Copy out, from the data, each line containing the string "JSON".

(Data to use)

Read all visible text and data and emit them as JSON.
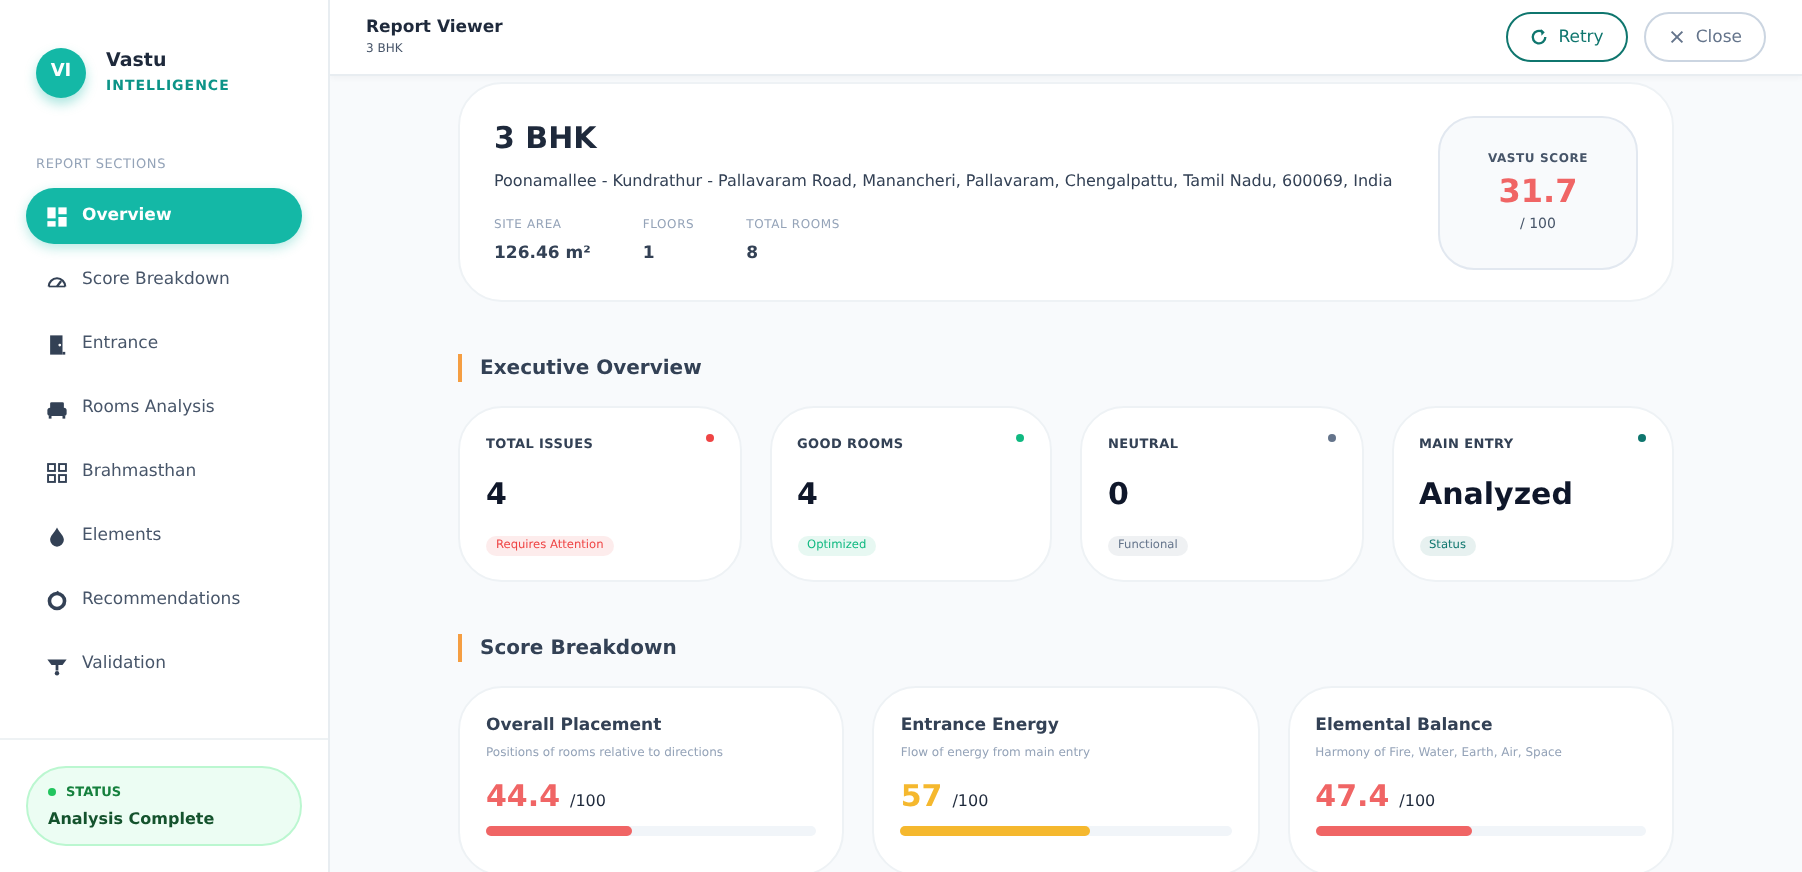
{
  "brand": {
    "initials": "VI",
    "name": "Vastu",
    "tagline": "INTELLIGENCE"
  },
  "sidebar": {
    "heading": "REPORT SECTIONS",
    "items": [
      {
        "label": "Overview",
        "selected": true
      },
      {
        "label": "Score Breakdown",
        "selected": false
      },
      {
        "label": "Entrance",
        "selected": false
      },
      {
        "label": "Rooms Analysis",
        "selected": false
      },
      {
        "label": "Brahmasthan",
        "selected": false
      },
      {
        "label": "Elements",
        "selected": false
      },
      {
        "label": "Recommendations",
        "selected": false
      },
      {
        "label": "Validation",
        "selected": false
      }
    ],
    "status": {
      "label": "STATUS",
      "value": "Analysis Complete",
      "color": "#22c55e"
    }
  },
  "header": {
    "title": "Report Viewer",
    "subtitle": "3 BHK",
    "buttons": [
      {
        "label": "Retry",
        "kind": "primary"
      },
      {
        "label": "Close",
        "kind": "secondary"
      }
    ]
  },
  "property": {
    "title": "3 BHK",
    "address": "Poonamallee - Kundrathur - Pallavaram Road, Manancheri, Pallavaram, Chengalpattu, Tamil Nadu, 600069, India",
    "facts": [
      {
        "label": "SITE AREA",
        "value": "126.46 m²"
      },
      {
        "label": "FLOORS",
        "value": "1"
      },
      {
        "label": "TOTAL ROOMS",
        "value": "8"
      }
    ],
    "score": {
      "label": "VASTU SCORE",
      "value": "31.7",
      "max": "/ 100"
    }
  },
  "executive_overview": {
    "heading": "Executive Overview",
    "cards": [
      {
        "label": "TOTAL ISSUES",
        "value": "4",
        "badge": "Requires Attention",
        "color": "#ef4444"
      },
      {
        "label": "GOOD ROOMS",
        "value": "4",
        "badge": "Optimized",
        "color": "#10b981"
      },
      {
        "label": "NEUTRAL",
        "value": "0",
        "badge": "Functional",
        "color": "#64748b"
      },
      {
        "label": "MAIN ENTRY",
        "value": "Analyzed",
        "badge": "Status",
        "color": "#0f766e"
      }
    ]
  },
  "score_breakdown": {
    "heading": "Score Breakdown",
    "cards": [
      {
        "title": "Overall Placement",
        "description": "Positions of rooms relative to directions",
        "score": "44.4",
        "max": "/100",
        "level": 0.444,
        "color": "#f06565"
      },
      {
        "title": "Entrance Energy",
        "description": "Flow of energy from main entry",
        "score": "57",
        "max": "/100",
        "level": 0.57,
        "color": "#f5b82e"
      },
      {
        "title": "Elemental Balance",
        "description": "Harmony of Fire, Water, Earth, Air, Space",
        "score": "47.4",
        "max": "/100",
        "level": 0.474,
        "color": "#f06565"
      }
    ]
  }
}
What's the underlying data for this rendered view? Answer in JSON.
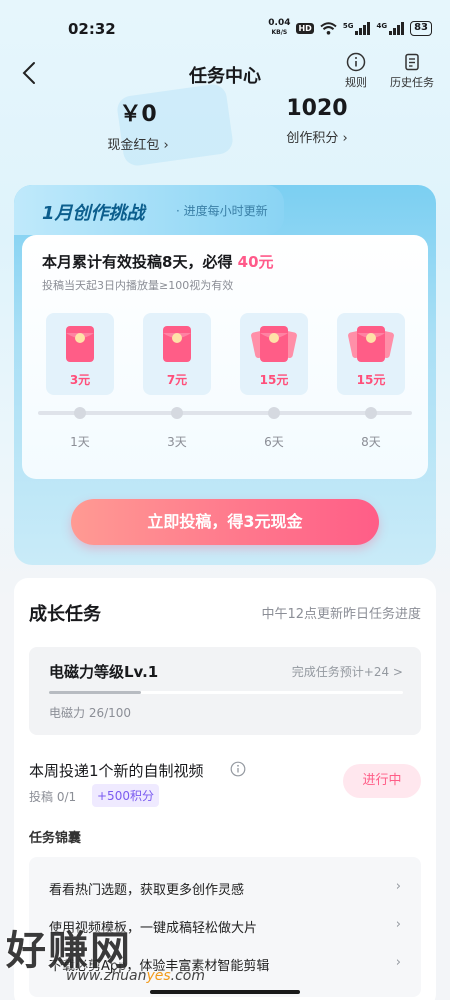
{
  "status_bar": {
    "time": "02:32",
    "net_speed_value": "0.04",
    "net_speed_unit": "KB/S",
    "hd": "HD",
    "signal1": "5G",
    "signal2": "4G",
    "battery": "83"
  },
  "nav": {
    "title": "任务中心",
    "rules": "规则",
    "history": "历史任务"
  },
  "stats": {
    "cash_value": "￥0",
    "cash_label": "现金红包 ›",
    "points_value": "1020",
    "points_label": "创作积分 ›"
  },
  "challenge": {
    "title": "1月创作挑战",
    "subtitle": "· 进度每小时更新",
    "headline_prefix": "本月累计有效投稿8天，必得 ",
    "headline_amount": "40元",
    "note": "投稿当天起3日内播放量≥100视为有效",
    "rewards": [
      {
        "amount": "3元",
        "day": "1天"
      },
      {
        "amount": "7元",
        "day": "3天"
      },
      {
        "amount": "15元",
        "day": "6天"
      },
      {
        "amount": "15元",
        "day": "8天"
      }
    ],
    "cta": "立即投稿，得3元现金"
  },
  "growth": {
    "title": "成长任务",
    "hint": "中午12点更新昨日任务进度",
    "level_name": "电磁力等级Lv.1",
    "level_link": "完成任务预计+24 >",
    "level_value": "电磁力 26/100",
    "level_progress": 0.26,
    "task_title": "本周投递1个新的自制视频",
    "task_progress": "投稿 0/1",
    "task_points": "+500积分",
    "task_status": "进行中",
    "bag_title": "任务锦囊",
    "bag_items": [
      "看看热门选题，获取更多创作灵感",
      "使用视频模板，一键成稿轻松做大片",
      "下载必剪App，体验丰富素材智能剪辑"
    ]
  },
  "watermark": {
    "brand": "好赚网",
    "url_a": "www.zhuan",
    "url_b": "yes",
    "url_c": ".com"
  },
  "colors": {
    "accent_pink": "#ff5d87",
    "challenge_blue": "#7bcff2",
    "points_purple": "#7b5cf0"
  }
}
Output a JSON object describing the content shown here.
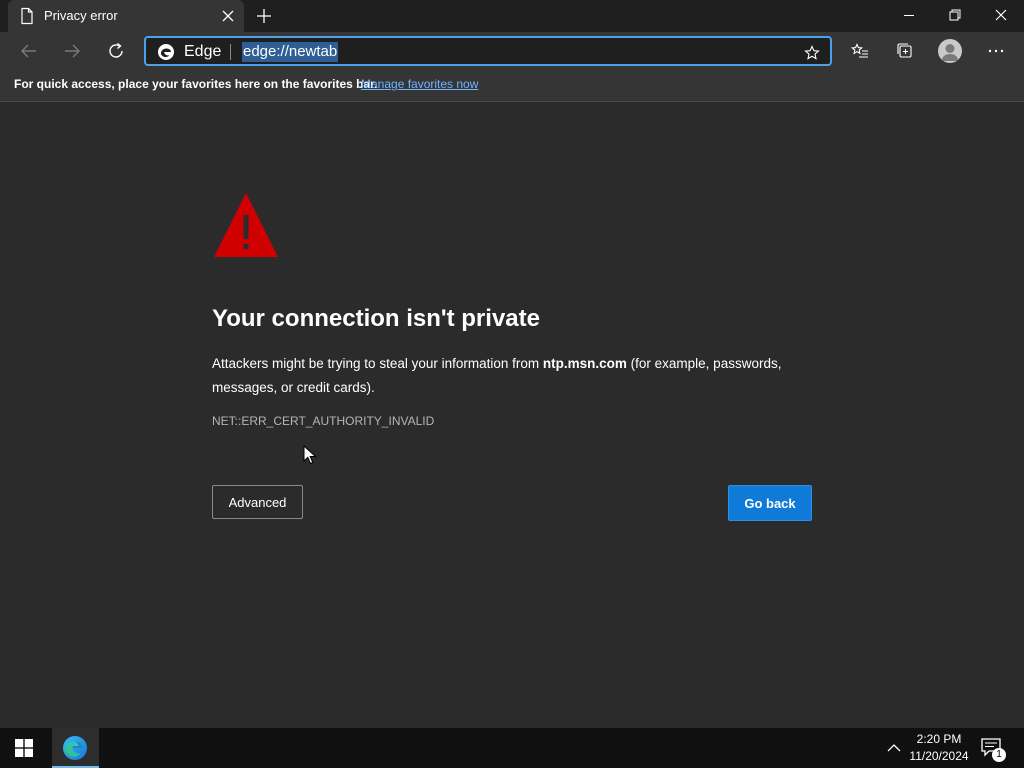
{
  "tab": {
    "title": "Privacy error"
  },
  "address_bar": {
    "site_label": "Edge",
    "url": "edge://newtab"
  },
  "favorites_bar": {
    "message": "For quick access, place your favorites here on the favorites bar.",
    "link": "Manage favorites now"
  },
  "error_page": {
    "heading": "Your connection isn't private",
    "description_before": "Attackers might be trying to steal your information from ",
    "host": "ntp.msn.com",
    "description_after": " (for example, passwords, messages, or credit cards).",
    "error_code": "NET::ERR_CERT_AUTHORITY_INVALID",
    "advanced_button": "Advanced",
    "go_back_button": "Go back"
  },
  "taskbar": {
    "time": "2:20 PM",
    "date": "11/20/2024",
    "notification_count": "1"
  },
  "colors": {
    "accent": "#0f7ad8",
    "warning": "#d00000",
    "link": "#6fb4ff",
    "background": "#2b2b2b"
  },
  "icons": [
    "page-icon",
    "close-icon",
    "plus-icon",
    "minimize-icon",
    "restore-icon",
    "back-arrow-icon",
    "forward-arrow-icon",
    "refresh-icon",
    "edge-icon",
    "star-icon",
    "favorites-icon",
    "collections-icon",
    "avatar-icon",
    "more-icon",
    "warning-icon",
    "windows-start-icon",
    "chevron-up-icon",
    "notification-icon"
  ]
}
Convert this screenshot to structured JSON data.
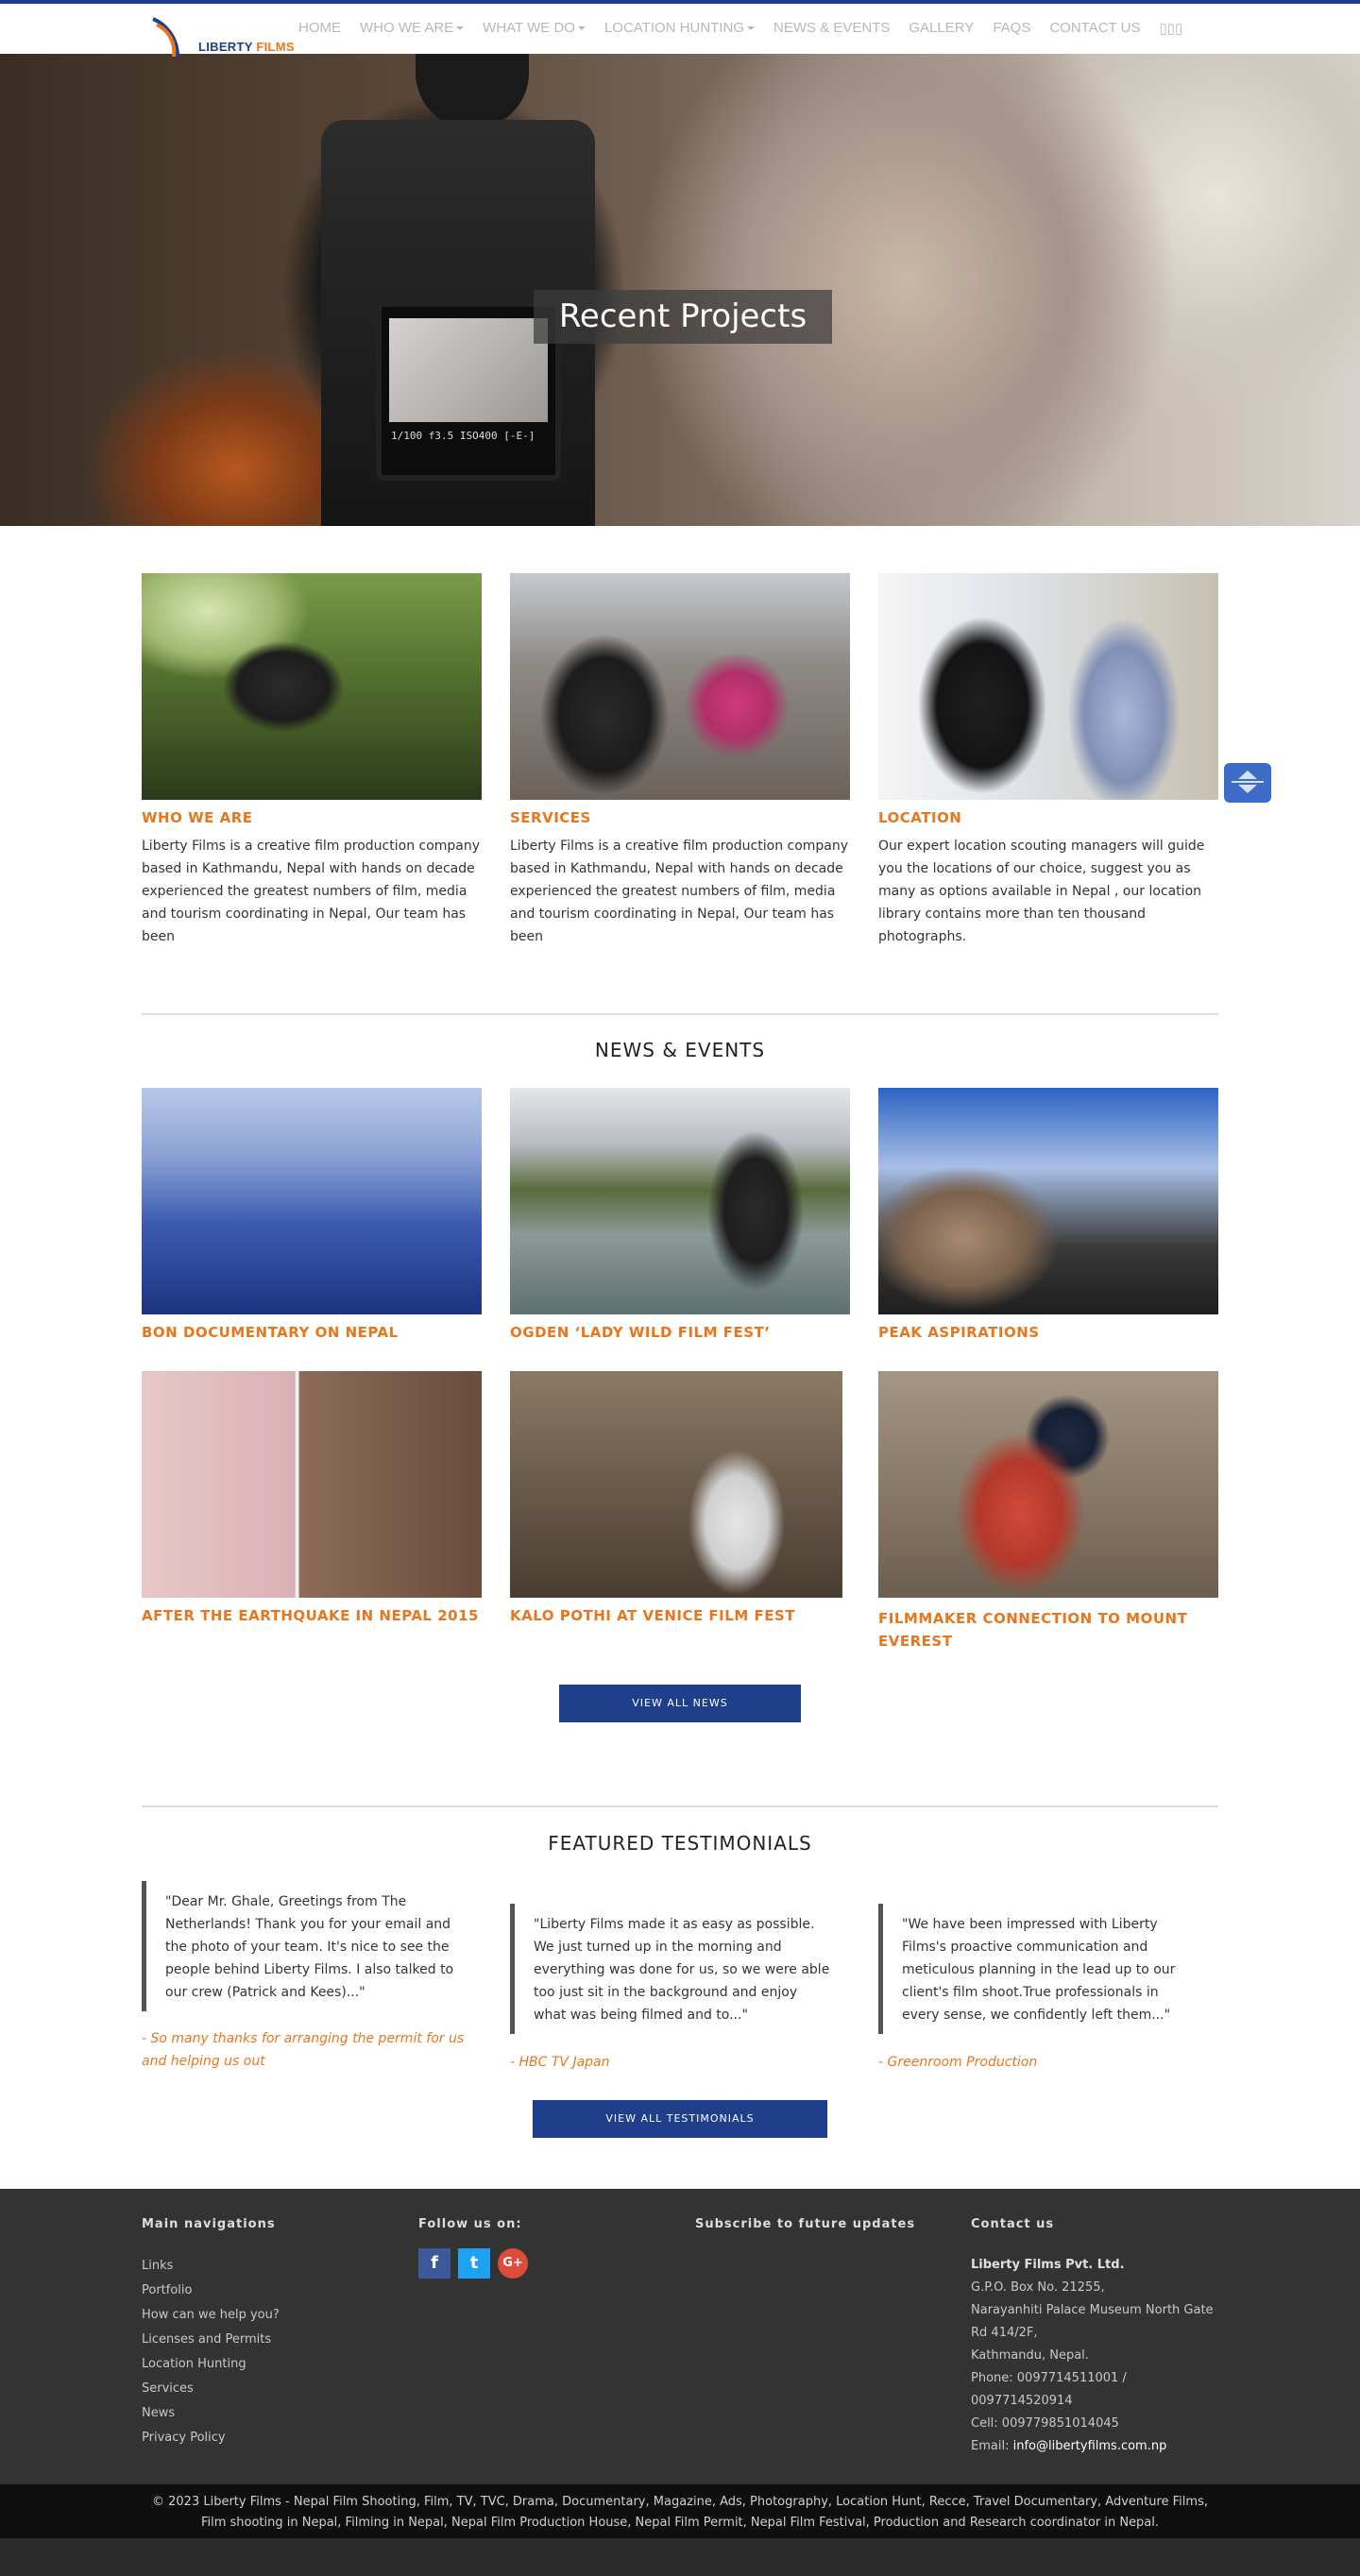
{
  "brand": {
    "name_part1": "LIBERTY",
    "name_part2": "FILMS"
  },
  "nav": {
    "items": [
      {
        "label": "HOME",
        "dropdown": false
      },
      {
        "label": "WHO WE ARE",
        "dropdown": true
      },
      {
        "label": "WHAT WE DO",
        "dropdown": true
      },
      {
        "label": "LOCATION HUNTING",
        "dropdown": true
      },
      {
        "label": "NEWS & EVENTS",
        "dropdown": false
      },
      {
        "label": "GALLERY",
        "dropdown": false
      },
      {
        "label": "FAQS",
        "dropdown": false
      },
      {
        "label": "CONTACT US",
        "dropdown": false
      },
      {
        "label": "▯▯▯",
        "dropdown": false
      }
    ]
  },
  "hero": {
    "title": "Recent Projects",
    "readout": "1/100  f3.5  ISO400  [-E-]"
  },
  "about": {
    "cards": [
      {
        "title": "WHO WE ARE",
        "text": "Liberty Films is a creative film production company based in Kathmandu, Nepal with hands on decade experienced the greatest numbers of film, media and tourism coordinating in Nepal, Our team has been"
      },
      {
        "title": "SERVICES",
        "text": "Liberty Films is a creative film production company based in Kathmandu, Nepal with hands on decade experienced the greatest numbers of film, media and tourism coordinating in Nepal, Our team has been"
      },
      {
        "title": "LOCATION",
        "text": "Our expert location scouting managers will guide you the locations of our choice, suggest you as many as options available in Nepal , our location library contains more than ten thousand photographs."
      }
    ]
  },
  "news": {
    "heading": "NEWS & EVENTS",
    "items": [
      {
        "title": "BON DOCUMENTARY ON NEPAL"
      },
      {
        "title": "OGDEN ‘LADY WILD FILM FEST’"
      },
      {
        "title": "PEAK ASPIRATIONS"
      },
      {
        "title": "AFTER THE EARTHQUAKE IN NEPAL 2015"
      },
      {
        "title": "KALO POTHI AT VENICE FILM FEST"
      },
      {
        "title": "FILMMAKER CONNECTION TO MOUNT EVEREST"
      }
    ],
    "button": "VIEW ALL NEWS"
  },
  "testimonials": {
    "heading": "FEATURED TESTIMONIALS",
    "items": [
      {
        "quote": "\"Dear Mr. Ghale, Greetings from The Netherlands! Thank you for your email and the photo of your team. It's nice to see the people behind Liberty Films. I also talked to our crew (Patrick and Kees)...\"",
        "author": "- So many thanks for arranging the permit for us and helping us out"
      },
      {
        "quote": "\"Liberty Films made it as easy as possible. We just turned up in the morning and everything was done for us, so we were able too just sit in the background and enjoy what was being filmed and to...\"",
        "author": "- HBC TV Japan"
      },
      {
        "quote": "\"We have been impressed with Liberty Films's proactive communication and meticulous planning in the lead up to our client's film shoot.True professionals in every sense, we confidently left them...\"",
        "author": "- Greenroom Production"
      }
    ],
    "button": "VIEW ALL TESTIMONIALS"
  },
  "footer": {
    "nav_heading": "Main navigations",
    "nav_links": [
      "Links",
      "Portfolio",
      "How can we help you?",
      "Licenses and Permits",
      "Location Hunting",
      "Services",
      "News",
      "Privacy Policy"
    ],
    "follow_heading": "Follow us on:",
    "social": {
      "facebook": "f",
      "twitter": "t",
      "google": "G+"
    },
    "subscribe_heading": "Subscribe to future updates",
    "contact_heading": "Contact us",
    "contact": {
      "company": "Liberty Films Pvt. Ltd.",
      "box": "G.P.O. Box No. 21255,",
      "address1": "Narayanhiti Palace Museum North Gate Rd 414/2F,",
      "address2": "Kathmandu, Nepal.",
      "phone": "Phone: 0097714511001 / 0097714520914",
      "cell": "Cell: 009779851014045",
      "email_label": "Email: ",
      "email": "info@libertyfilms.com.np"
    }
  },
  "copyright": {
    "line1": "© 2023 Liberty Films - Nepal Film Shooting, Film, TV, TVC, Drama, Documentary, Magazine, Ads, Photography, Location Hunt, Recce, Travel Documentary, Adventure Films,",
    "line2": "Film shooting in Nepal, Filming in Nepal, Nepal Film Production House, Nepal Film Permit, Nepal Film Festival, Production and Research coordinator in Nepal."
  },
  "colors": {
    "accent_orange": "#e8761e",
    "brand_blue": "#1f3e8c",
    "footer_bg": "#333333"
  }
}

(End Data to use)

Output for this task |
Read all visible text and data and emit them as JSON.
What's the underlying data for this rendered view? Answer in JSON.
Output a JSON object describing the content shown here.
Convert this screenshot to structured JSON data.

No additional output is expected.